WASHINGTON (Reuters) - Rail shipments of crude oil and other dangerous goods should face a surcharge when they move through urban areas, Chicago Mayor Rahm Emanuel and several other big city mayors said on Thursday at the annual U.S. Conference of Mayors meeting.
A number of fiery derailments of crude-by-rail cargo in recent months have drawn attention from federal regulators who have vowed to keep train shipments safe.
Emanuel on Thursday proposed a freight fee on dangerous rail cargo moving through cities like Chicago and called on federal authorities to quickly set new safety standards for tank cars.
Philadelphia Mayor Michael Nutter joined the call along with the mayors of Milwaukee, Kansas City and several others.

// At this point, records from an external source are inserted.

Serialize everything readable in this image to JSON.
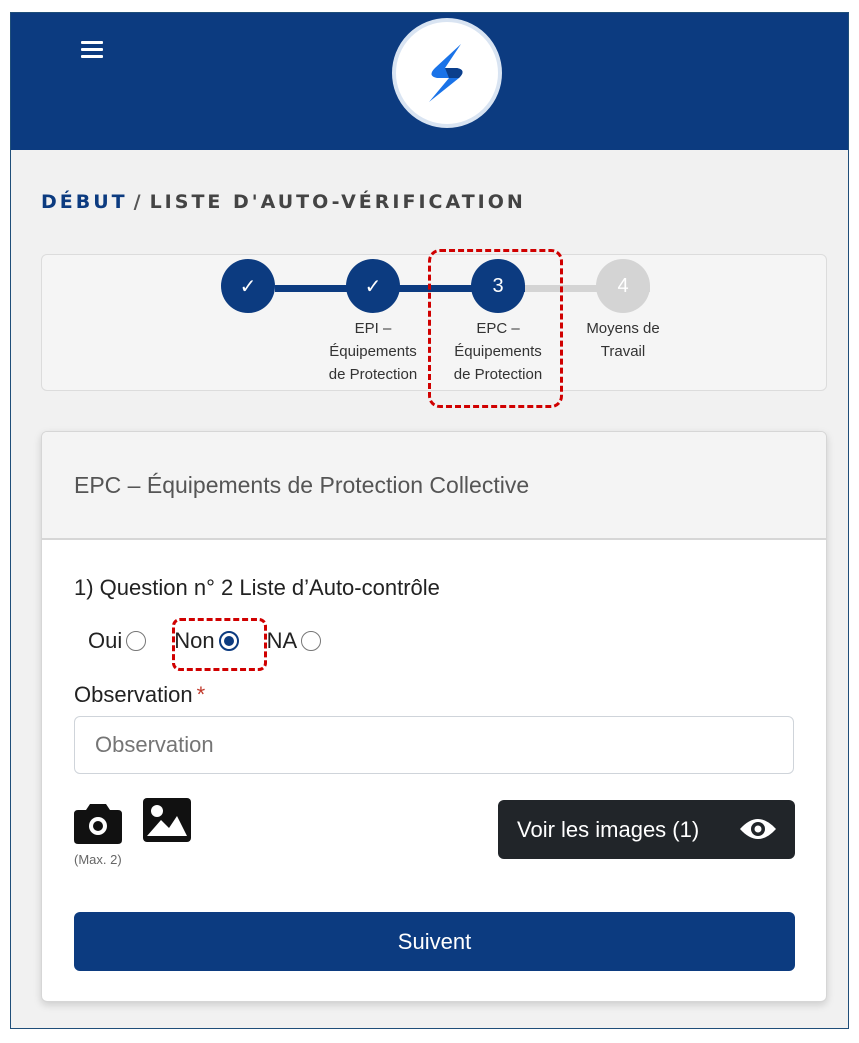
{
  "header": {
    "menu_icon": "hamburger-icon",
    "logo": "s-logo"
  },
  "breadcrumb": {
    "home": "DÉBUT",
    "separator": "/",
    "current": "LISTE D'AUTO-VÉRIFICATION"
  },
  "stepper": {
    "steps": [
      {
        "state": "done",
        "marker": "✓",
        "label": []
      },
      {
        "state": "done",
        "marker": "✓",
        "label": [
          "EPI –",
          "Équipements",
          "de Protection"
        ]
      },
      {
        "state": "active",
        "marker": "3",
        "label": [
          "EPC –",
          "Équipements",
          "de Protection"
        ]
      },
      {
        "state": "todo",
        "marker": "4",
        "label": [
          "Moyens de",
          "Travail"
        ]
      }
    ]
  },
  "card": {
    "title": "EPC – Équipements de Protection Collective",
    "question": "1) Question n° 2 Liste d’Auto-contrôle",
    "options": [
      {
        "label": "Oui",
        "checked": false
      },
      {
        "label": "Non",
        "checked": true
      },
      {
        "label": "NA",
        "checked": false
      }
    ],
    "observation_label": "Observation",
    "observation_required_mark": "*",
    "observation_placeholder": "Observation",
    "observation_value": "",
    "camera_icon": "camera-icon",
    "gallery_icon": "image-icon",
    "max_note": "(Max. 2)",
    "view_images_label": "Voir les images (1)",
    "view_icon": "eye-icon",
    "next_label": "Suivent"
  },
  "colors": {
    "brand": "#0c3b80",
    "highlight": "#d00000",
    "dark_button": "#212529"
  }
}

Revenue from the surcharge would go to making the tracks safer, the officials said.
The rail industry, though, said new fees would lead to higher energy prices for consumers.
“Freight railroads each year invest roughly $25 billion of their own funds into the nationwide rail network so taxpayers don’t have to, and the result is rail infrastructure that is the envy of the world,” said the Association of American Railroads President and CEO Edward Hamberger in a statement. “With heating costs already expected to be high this winter, consumers should not be socked with potentially higher energy bills.”
The association supports Emmanuel’s suggestion for shippers to fully disclose hazardous contents, he added.
A crude-by-rail shipment in July 2013 derailed in a small town in the province of Quebec, Canada, killing 47 people. Two other cases where such trains have jumped the track and exploded have caused alarm among regulators.
A late December derailment in North Dakota led to an eighteen-car pileup on the sides of the tracks and a massive explosion that surprised officials for its force.
“We dodged a bullet in North Dakota,” U.S. Transportation Secretary Anthony Foxx said at the meeting on Thursday. “There was an event that, had it happened in a different location, could have resulted in a tremendous loss of life.”
Officials hope to soon have results of a study of crude oil produced in North Dakota’s oil patch, known as the Bakken, which has been the source of many of the volatile fuel shipments.
“We’re working as hard as we can and as fast as we can to get our arms around exactly what we’re dealing with,” he said at the meeting. “I welcome the ideas from this group of mayors on a solution you’re proposing,” Foxx said.
Reporting by Patrick Rucker and Lisa Lambert; editing by G Crosse and Chizu Nomiyama